All the rules I had been raised with were out the window. Dinner as a family happened only on Sunday afternoons after church. Farmer would leave early every morning and not come home until late at night. I became frustrated, anxious and resentful. I was home, raising four boys on my own, and not involved with the farm. I had all I could handle keeping our home standing and the boys fed and clothed.

As our sons grew older we all became more involved with the farm. In the winter, we would carry milk up to the calves, warm liquid splashing the all over our pant legs. By the time we got home, we were walking tin men in need of oil. The pant legs would be frozen stiff and our coveralls could stand up by themselves in the mud room to thaw out.

Slowly, I took over the lawn maintenance and flower planting and gradually I relieved Farmer from bookkeeping. I now drive tractor when needed, and I am the glorified “go-fer”. I go for whatever is needed, and deliver food and people to various places. One nice thing is that it’s it easier for me to find my car in the parking lot of the mall. It’s the only one with a corn stalk or wad of hay hanging from the bumper.

When Farmer and I were first married we milked 125 in a 4-stall herringbone. 

Throughout the years, at times, we’ve had to pick and choose which bills would be paid as the milk prices have fluctuated as much as a post-menopausal woman. Then, add in the droughts, too much rain, bugs and whatever else came our way. 

Now we have 1500 cows and milk 700 three times a day in a double 12 herringbone. We employ 18, which includes three of the four sons. The parlor milks 23 hours a day. 
We use AI and some sexed semen and have just started using genetic markering.

We own 800 acres and rent another 200, raising corn and alfalfa.
Our feed is kept in Harvestores and we have a couple cement silos as well.

We store our manure in two Harvestore Slurrystores. Which brings me back to the manure. There’s a whole lot of it with that many cows.
We qualified to be Environmentally Verified with MAEAP, which was no small thing. It took a lot of work. 

Our Excellence Award from our milk coop was bumped up to Superior this year.
Because of our number of cows, we are now labeled as a CAFO farm and have strict regulations we have to meet. When I hear the media and uninformed people talk about the awful factory farms, I get angry and frustrated, and my passion for the truth rises.

I started to blog ( so I can do my part in getting a real picture of agriculture out there. I want to show the good, the bad and the ugly of farming, and connect people to the milk they drink. My goal is to create an emotional tie to the farm for those reading, and draw-in all walks of life. My blog covers the technical side of farming, but includes much more than that, such as photography, recipes, humor (and farming offers plenty of fodder for humor!)
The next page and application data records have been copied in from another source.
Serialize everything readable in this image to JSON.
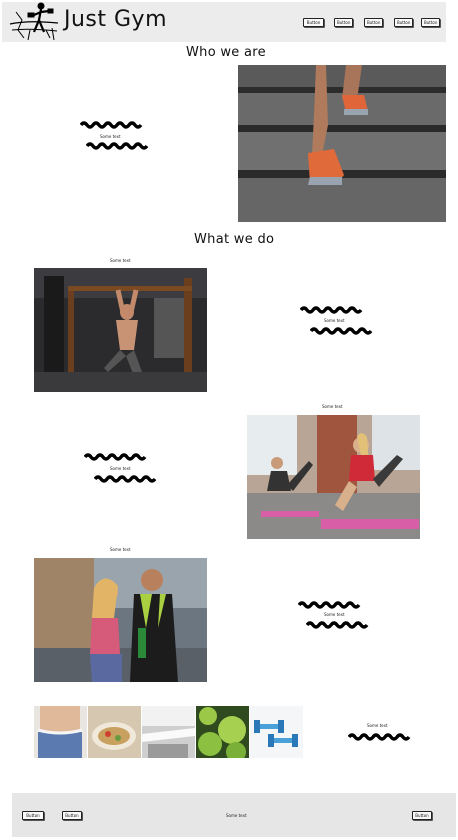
{
  "header": {
    "brand": "Just Gym",
    "buttons": [
      "Button",
      "Button",
      "Button",
      "Button",
      "Button"
    ]
  },
  "who": {
    "title": "Who we are",
    "caption": "Some text"
  },
  "what": {
    "title": "What we do",
    "items": [
      {
        "caption_top": "Some text",
        "caption_side": "Some text"
      },
      {
        "caption_top": "Some text",
        "caption_side": "Some text"
      },
      {
        "caption_top": "Some text",
        "caption_side": "Some text"
      }
    ]
  },
  "gallery": {
    "caption": "Some text"
  },
  "footer": {
    "buttons": [
      "Button",
      "Button",
      "Button"
    ],
    "text": "Some text"
  },
  "colors": {
    "header_bg": "#ececec",
    "footer_bg": "#e6e6e6"
  }
}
I have a 5 – 10 minute spot each Wednesday morning on WHTC-1450, a talk-radio station based out of Holland, Michigan. It’s called “Random Ramblings of. . .” where I talk about farm issues – fun, technical and randomness. I want the public to associate a hard-working farmer behind the gallon of milk they pick up from the gas station. I want them to realize a real live person is behind the cotton T-shirt they pull on in the morning. I also share how we’ve improved as farmers. How we take better care of the land, use less water, etc. The station covers all of west and southwest Michigan and is live on –line at  I also have the radio program podcasts listed on my blog.

Last year 300+ toured the farm. My daughter-in-law hosts preschoolers and I have various groups that come through each year. We end the tour with milk and cookies.

Our goal on the farm is to strive for excellence. The land and the critters belong to God and we are doing our best to care for them.
Farmer is third generation making our sons fourth generation. Our biggest challenge now - other than the day-to-day operation - is farm succession. We are trying to pass on what Farmer’s dad and Farmer worked so hard to create.

I have a hard time expressing my love of the land and for my BEBs (brown eyed bossies). While the start of my farm experience was a bit rocky, I would not change where I am for anything in the world. 
Blog contributed by: Diane Loew of "A Farm Wife"